The Joint Admission and Matriculation Board, JAMB, has announced its resolve to abolish Computer Based Test, CBT, method for Unified Tertiary Matriculation Examination, UTME, due to low computer literacy level of candidates.
The board said it has in collaboration with a private institute resolved to set up dedicated UTME centres for visually impaired candidates in Abuja, Lagos and Kano in 2018.
Speaking at the opening ceremony of Strategic Planning Retreat on Monitoring and Supervision of 2017 UTME in Kaduna, Professor Oloyede said the eight-keys device would eradicate the challenge of computer illiteracy and phobia for mouse by some candidates.
According to him, “From the general feedback on the adoption of the Computer Based Test mode, we have noted the challenge of computer low level literacy of some candidates, especially with the phobia for the mouse. This has been responsible partly for the call by some people for reversal to the Paper and Pencil Test mode.
“In order to ensure equity and level playground for all candidates taking Unified Tertiary Matriculation Examination, the Board has designed a system that will allow candidates use only eight keys without the use of mouse.
Speaking on the new arrangements for the visually impaired candidates, the JAMB Registrar said, Digital Bridge Institute in partnership with the board had agreed to set up three dedicated centres in Abuja, Lagos and Kano in 2018, adding that, the board will support the centres with necessary inputs.
He explained that ahead of 2018, when the project of dedicated centres would come to fruition, the board has reached an understanding with the association for the blind persons in Nigeria and blind students in Lagos that an abridged approach would be used for the 2017 UTME.
He added that all prospective blind candidates would be invited to three centres in the country for special assessment in their subjects of choice and relevance to their desired courses and programmes.
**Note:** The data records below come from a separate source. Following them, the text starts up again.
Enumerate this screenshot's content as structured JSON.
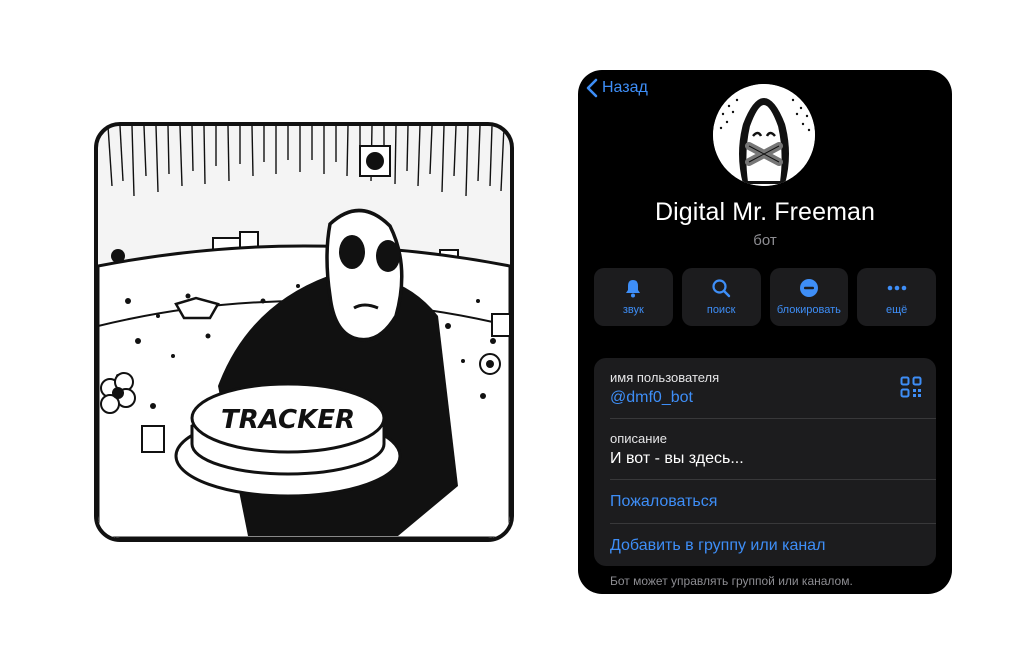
{
  "header": {
    "back_label": "Назад"
  },
  "profile": {
    "name": "Digital Mr. Freeman",
    "subtitle": "бот"
  },
  "actions": [
    {
      "label": "звук",
      "icon": "bell-icon"
    },
    {
      "label": "поиск",
      "icon": "search-icon"
    },
    {
      "label": "блокировать",
      "icon": "block-icon"
    },
    {
      "label": "ещё",
      "icon": "more-icon"
    }
  ],
  "info": {
    "username_title": "имя пользователя",
    "username_value": "@dmf0_bot",
    "description_title": "описание",
    "description_value": "И вот - вы здесь...",
    "report_label": "Пожаловаться",
    "add_label": "Добавить в группу или канал",
    "footer_note": "Бот может управлять группой или каналом."
  },
  "comic": {
    "button_text": "TRACKER"
  },
  "colors": {
    "accent": "#3e8ef7",
    "background": "#000000",
    "card": "#1c1c1e",
    "secondary_text": "#8d8d92"
  }
}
The JAMB boss said, “It is not enough for Politically Exposed Persons (PEP) to visit examination centres with sirens and large entourage of government functionaries with very little impact to show for their participation, other than to be under television camera lights and beamed same to the whole world, yet, the outcome of the examination is laced with stories of examination malpractice. This time around, the major players with requisite integrity, intelligence and appropriate knowledge of the assessment would be fully engaged to actively participate in the supervision of the examination.”